Nevertheless, it’s not Pooran’s inability to reverse the tide for his side that has led to the current scenario; his 81 runs from five games against an opponent against whom he ought to have done better, was a case in point.
And the point is that the attacking batsman who can both blow an attack perhaps doesn’t remember that he can blown away by it as well.
Here’s an example. Earlier this year in India, Pooran joined forces with his deputy Rovman Powell and all but took the game away from India.
In the same match where Kohli’s 52 off 41 and later, Pant’s blinder of a knock guided India to 186, Pooran’s 62 off 41 (ten more then Kohli’s), took the Windies nearly over the line.
Powell, on his part, was at his destructive best: his 68 came off 36 deliveries.
But that’s exactly where the Windies hurt rests and precisely also where, Pooran’s accountability as captain rests.
He ought to remember that a series’ result is his answerability.
Which is why while he can and must appreciate his batting in India, as a player, his horrible captaincy in the T20 World Cup can’t evade critical appreciation or response as they say.
The saddest part being that purely as a batsman his 2022 average of 29, supported by 583 runs from 23 matches cannot he doubted and must not be critiqued.
But has he, as captain, performed in crunch situations for the West Indies?
It’s the very batsman who, we ought to remember, fired a blistering 74 off just 39 and remained unbeaten in doing so at the Providence stadium in Guyana.
That was against Bangladesh.
Pooran in an ODI vs Bangladesh in 2022
But when the need arrives to fire against the big teams, he’s found wanting.
And that’s not only true in crunch T20 games, not to mention the World Cup contests where the West Indies who fired a half century was Brandon King, while the Windies captain’s scores were objectionable - 5, 7 and 13.
If his inconsistencies aren’t yet evident then the following may, just may, roll the dice:
In each of the three ODI’s versus The Netherlands, Pooran failed horribly with the bat and that too, against spin. Falling, as a matter of fact, to read the line of the ball and that too versus the same spinner.
A series win did come albeit in a usual west Indian huffing and puffing way thanks to centuries by Shai Hope and company and decent outings by the spirited Keacy Carty.
But even in the series against Pakistan, Pooran, the captain and the batsman, was found wanting. Once again, his overly attacking instincts came in between periods of play where he was better off staying calm instead of going for one big shot too many.
We ought to remember the West Indies lost each and every game under his leadership on that dismal tour where not in any game did it look that the West Indies lacked the talent or ability to overcome one of the best sub continental sides that there is.
So where do the West Indies go from here?
It’s simple.
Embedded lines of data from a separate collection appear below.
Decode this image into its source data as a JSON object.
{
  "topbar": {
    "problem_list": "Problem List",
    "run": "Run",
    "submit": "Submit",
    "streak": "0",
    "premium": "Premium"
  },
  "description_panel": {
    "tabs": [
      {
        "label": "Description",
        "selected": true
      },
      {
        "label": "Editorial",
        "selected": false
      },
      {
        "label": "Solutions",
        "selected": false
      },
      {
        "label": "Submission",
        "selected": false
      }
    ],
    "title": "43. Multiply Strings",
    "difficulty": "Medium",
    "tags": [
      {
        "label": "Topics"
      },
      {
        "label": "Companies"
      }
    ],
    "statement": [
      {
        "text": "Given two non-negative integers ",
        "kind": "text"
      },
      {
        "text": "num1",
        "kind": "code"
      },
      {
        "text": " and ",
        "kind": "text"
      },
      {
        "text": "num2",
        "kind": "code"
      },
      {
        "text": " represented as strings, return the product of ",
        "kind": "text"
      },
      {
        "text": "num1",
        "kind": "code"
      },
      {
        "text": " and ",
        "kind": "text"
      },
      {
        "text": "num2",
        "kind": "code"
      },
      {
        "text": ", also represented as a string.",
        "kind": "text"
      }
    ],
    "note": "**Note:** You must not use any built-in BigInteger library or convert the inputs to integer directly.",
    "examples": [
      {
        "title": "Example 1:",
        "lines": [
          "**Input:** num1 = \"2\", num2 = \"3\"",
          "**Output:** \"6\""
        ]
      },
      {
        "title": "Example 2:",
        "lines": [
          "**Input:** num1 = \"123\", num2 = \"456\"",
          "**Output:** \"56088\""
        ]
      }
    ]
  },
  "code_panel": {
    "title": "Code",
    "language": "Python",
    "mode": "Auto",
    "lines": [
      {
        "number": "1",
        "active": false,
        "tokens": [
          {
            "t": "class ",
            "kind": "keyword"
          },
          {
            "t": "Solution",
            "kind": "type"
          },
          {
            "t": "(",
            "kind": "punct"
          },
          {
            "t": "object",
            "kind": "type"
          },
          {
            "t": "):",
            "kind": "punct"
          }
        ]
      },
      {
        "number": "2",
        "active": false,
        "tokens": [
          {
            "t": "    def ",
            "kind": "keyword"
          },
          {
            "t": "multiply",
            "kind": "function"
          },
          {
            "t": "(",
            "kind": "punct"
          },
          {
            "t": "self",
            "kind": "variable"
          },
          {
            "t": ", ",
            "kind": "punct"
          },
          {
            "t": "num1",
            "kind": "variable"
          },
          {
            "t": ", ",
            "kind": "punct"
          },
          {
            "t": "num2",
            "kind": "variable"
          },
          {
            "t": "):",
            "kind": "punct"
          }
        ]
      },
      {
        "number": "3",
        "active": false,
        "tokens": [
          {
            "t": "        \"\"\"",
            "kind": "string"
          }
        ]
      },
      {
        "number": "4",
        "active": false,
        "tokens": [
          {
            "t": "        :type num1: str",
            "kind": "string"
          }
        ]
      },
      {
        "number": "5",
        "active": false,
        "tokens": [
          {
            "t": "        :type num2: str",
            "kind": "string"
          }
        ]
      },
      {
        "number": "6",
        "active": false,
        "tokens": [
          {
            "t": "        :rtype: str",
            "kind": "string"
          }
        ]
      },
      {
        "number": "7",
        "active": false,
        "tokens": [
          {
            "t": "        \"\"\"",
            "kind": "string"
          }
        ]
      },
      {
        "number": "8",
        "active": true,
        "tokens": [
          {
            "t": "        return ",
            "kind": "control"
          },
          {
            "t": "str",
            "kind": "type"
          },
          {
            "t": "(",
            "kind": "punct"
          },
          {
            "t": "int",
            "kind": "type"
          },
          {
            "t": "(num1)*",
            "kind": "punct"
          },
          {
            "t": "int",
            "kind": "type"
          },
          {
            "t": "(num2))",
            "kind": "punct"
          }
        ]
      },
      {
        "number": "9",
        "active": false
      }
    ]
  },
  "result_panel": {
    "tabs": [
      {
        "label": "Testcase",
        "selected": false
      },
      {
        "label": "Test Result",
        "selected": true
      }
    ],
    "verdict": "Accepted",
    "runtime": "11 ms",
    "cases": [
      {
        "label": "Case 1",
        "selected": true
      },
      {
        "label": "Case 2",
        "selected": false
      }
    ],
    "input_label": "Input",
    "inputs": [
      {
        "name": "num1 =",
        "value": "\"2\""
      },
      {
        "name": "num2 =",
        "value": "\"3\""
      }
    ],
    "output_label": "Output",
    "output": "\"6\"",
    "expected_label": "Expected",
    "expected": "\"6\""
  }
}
They must go from strength to strength but they truly have taken the first right step in that direction of rebuilding, if they’re any serious about it, which was anyways to see themselves in the mirror.
Now they they have, who’s the right man for the tough job? Powell, anyone?